There is no prospect in the foreseeable future that Argentina will renounce its claim to sovereignty over the Malvinas Islands the Falklandsespecially if substantial oil and gas resources are found in the surrounding waters. After the Falklands War 1982the United Kingdom increased its economic stakes and its military presence on the islands. In this context, the Mount Pleasant Airbase in East Falkland is of geostrategic importance, where around 1,300 members of personnel are stationed and which is linked by an air bridge to the U.

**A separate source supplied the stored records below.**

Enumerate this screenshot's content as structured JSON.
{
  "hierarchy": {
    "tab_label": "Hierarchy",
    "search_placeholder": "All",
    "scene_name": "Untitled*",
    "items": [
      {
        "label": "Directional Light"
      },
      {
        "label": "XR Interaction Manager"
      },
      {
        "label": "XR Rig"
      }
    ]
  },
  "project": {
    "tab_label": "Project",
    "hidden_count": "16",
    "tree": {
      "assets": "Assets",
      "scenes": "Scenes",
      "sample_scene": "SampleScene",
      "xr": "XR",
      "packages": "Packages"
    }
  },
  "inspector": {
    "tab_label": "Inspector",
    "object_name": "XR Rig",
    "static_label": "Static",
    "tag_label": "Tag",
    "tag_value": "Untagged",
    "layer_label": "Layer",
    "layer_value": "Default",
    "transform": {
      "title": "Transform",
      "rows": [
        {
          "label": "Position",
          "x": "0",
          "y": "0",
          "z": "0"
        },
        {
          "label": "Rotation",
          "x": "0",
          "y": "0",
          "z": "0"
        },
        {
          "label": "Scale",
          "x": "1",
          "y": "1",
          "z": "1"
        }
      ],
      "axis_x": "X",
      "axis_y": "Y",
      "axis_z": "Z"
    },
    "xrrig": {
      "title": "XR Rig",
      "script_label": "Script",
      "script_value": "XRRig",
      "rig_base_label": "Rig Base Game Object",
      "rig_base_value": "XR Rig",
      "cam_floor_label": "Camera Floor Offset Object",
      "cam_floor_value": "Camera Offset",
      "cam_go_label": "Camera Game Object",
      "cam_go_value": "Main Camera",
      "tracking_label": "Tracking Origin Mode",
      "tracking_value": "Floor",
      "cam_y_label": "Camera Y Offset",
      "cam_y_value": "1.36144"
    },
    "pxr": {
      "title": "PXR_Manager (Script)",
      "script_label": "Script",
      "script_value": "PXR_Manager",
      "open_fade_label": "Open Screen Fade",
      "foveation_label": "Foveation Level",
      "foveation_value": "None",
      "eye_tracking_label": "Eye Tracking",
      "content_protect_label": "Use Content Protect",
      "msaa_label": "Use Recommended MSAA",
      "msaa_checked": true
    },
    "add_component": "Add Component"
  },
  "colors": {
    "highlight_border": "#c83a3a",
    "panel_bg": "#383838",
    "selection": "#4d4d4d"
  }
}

The British government created an exclusive fishery zone and a fishing-licensing regime in the late 1980s, which altered the economic livelihood of the islanders. Moreover, it is expected that gas and oil resources will be found in the seabed around the islands, which increases the importance of these territorial possessions for the British government. The region is a major participant in the global production and reserves of copper, silver, selenium, gold, zinc, manganese, tin, boron, antimony, nickel, molybdenum, bauxite, lead, iron ore, niobium, and lithium CEPAL and UNASUR 2013.

Further, Latin America also boasts a rich biodiversity, as well as important freshwater reserves. Since the turn of the century, natural resources have again become an important geopolitical and geo-economic factor. Both Latin American politicians and scientists use the concept of geopolitics in relation to natural resources. The rising demand for minerals—especially from Asia—along with increasing prices has recently made Latin America wealthier and more independent, and it gives the region strategic leverage Bruckmann 2011.

Other governments use the earnings from natural resources for regional power projection as in the case of Venezuelan oil or as a foreign policy instrument as in the case of the Bolivian refusal to sell natural gas to Chile. Natural resources may change the economic and political weight of a country, as in the case of Bolivia which is rich in gas and lithiumor of Brazil which is becoming a net exporter of oil.

In Latin America, natural resources are both an aspect of integration including infrastructure projects and of conflict over territories where resources were expected to exist. Already in the 1990s, maritime geopolitics changed, turning away from sea-lanes and choke points to fishing resources and exploitation—which made the the geography economy and society of brazil a latin american country frontiers a major concern of South American geopolitics Kelly 1997: There is a growing consensus within UNASUR that regional cooperation is also a means of protecting natural resources from exploitation by external forces.

Thus, the South American Defense Council assigns high priority to the safeguarding of biodiversity and strategic natural resources. Conclusions Latin America in general and South America in particular are fertile areas for neoclassical geo-politics.

While geopolitical thinking no longer has the same prominence that it did during the era of military regimes in Latin America, it is still influential in the foreign and security policies of states in this region. Territorial boundaries are still important in the relationships between Latin American states.